“Final Fantasy XVI was obviously excluded in these rankings. If we were to include it, it would be the No.1 for all of us, which would be boring, right?” Takai says with a chuckle.
Final Fantasy XVI releases for PlayStation 5 on June 22.

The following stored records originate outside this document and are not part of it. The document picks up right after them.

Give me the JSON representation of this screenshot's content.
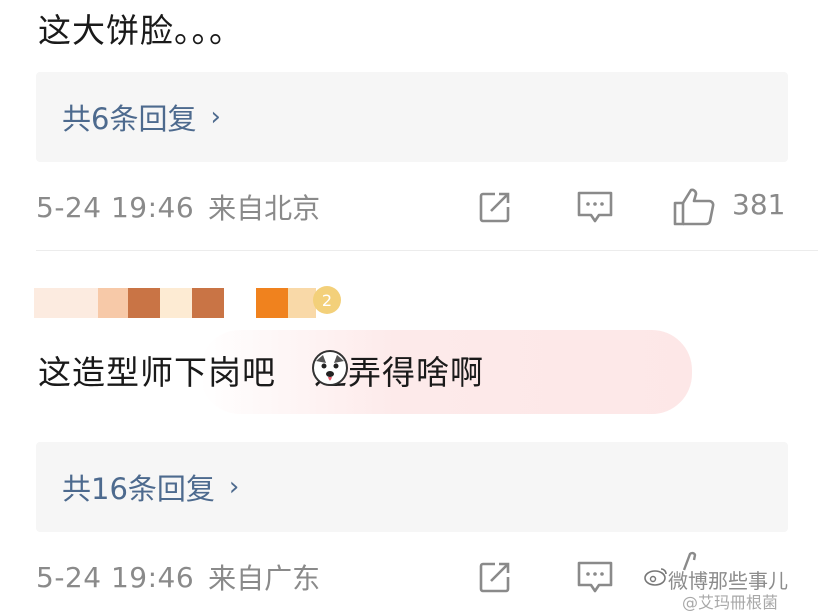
{
  "comment1": {
    "text": "这大饼脸。。。",
    "replies_label": "共6条回复",
    "chevron": "›",
    "time": "5-24 19:46",
    "location": "来自北京",
    "likes": "381"
  },
  "comment2": {
    "badge": "2",
    "text_before": "这造型师下岗吧",
    "emoji": "dog-face-emoji",
    "text_after": "这弄得啥啊",
    "replies_label": "共16条回复",
    "chevron": "›",
    "time": "5-24 19:46",
    "location": "来自广东"
  },
  "icons": {
    "share": "share-icon",
    "comment": "comment-icon",
    "like": "thumbs-up-icon",
    "weibo": "weibo-logo-icon"
  },
  "watermark": {
    "line1": "微博那些事儿",
    "line2": "@艾玛冊根菌"
  },
  "colors": {
    "link": "#4d6a8e",
    "meta": "#8a8a8a",
    "reply_bg": "#f6f6f6"
  }
}
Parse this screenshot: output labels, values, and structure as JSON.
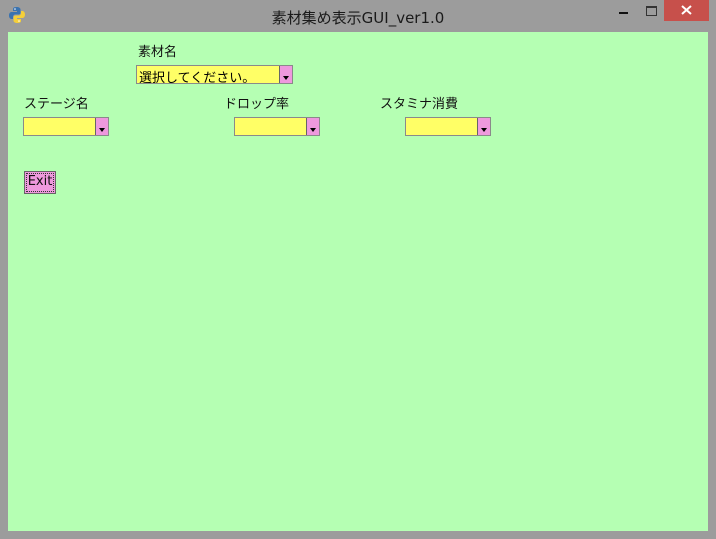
{
  "window": {
    "title": "素材集め表示GUI_ver1.0",
    "colors": {
      "frame": "#9c9c9c",
      "client": "#b5ffb3",
      "combo_bg": "#ffff66",
      "accent": "#ee99dd",
      "close": "#c7504b"
    }
  },
  "icons": {
    "app": "python-icon",
    "minimize": "minimize-icon",
    "maximize": "maximize-icon",
    "close": "close-icon",
    "dropdown": "chevron-down-icon"
  },
  "material": {
    "label": "素材名",
    "selected": "選択してください。"
  },
  "stage": {
    "label": "ステージ名",
    "selected": ""
  },
  "drop_rate": {
    "label": "ドロップ率",
    "selected": ""
  },
  "stamina": {
    "label": "スタミナ消費",
    "selected": ""
  },
  "exit_button": {
    "label": "Exit"
  }
}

Esra Krabbe is an editor at IGN Japan. His favorite Final Fantasy game is Final Fantasy X.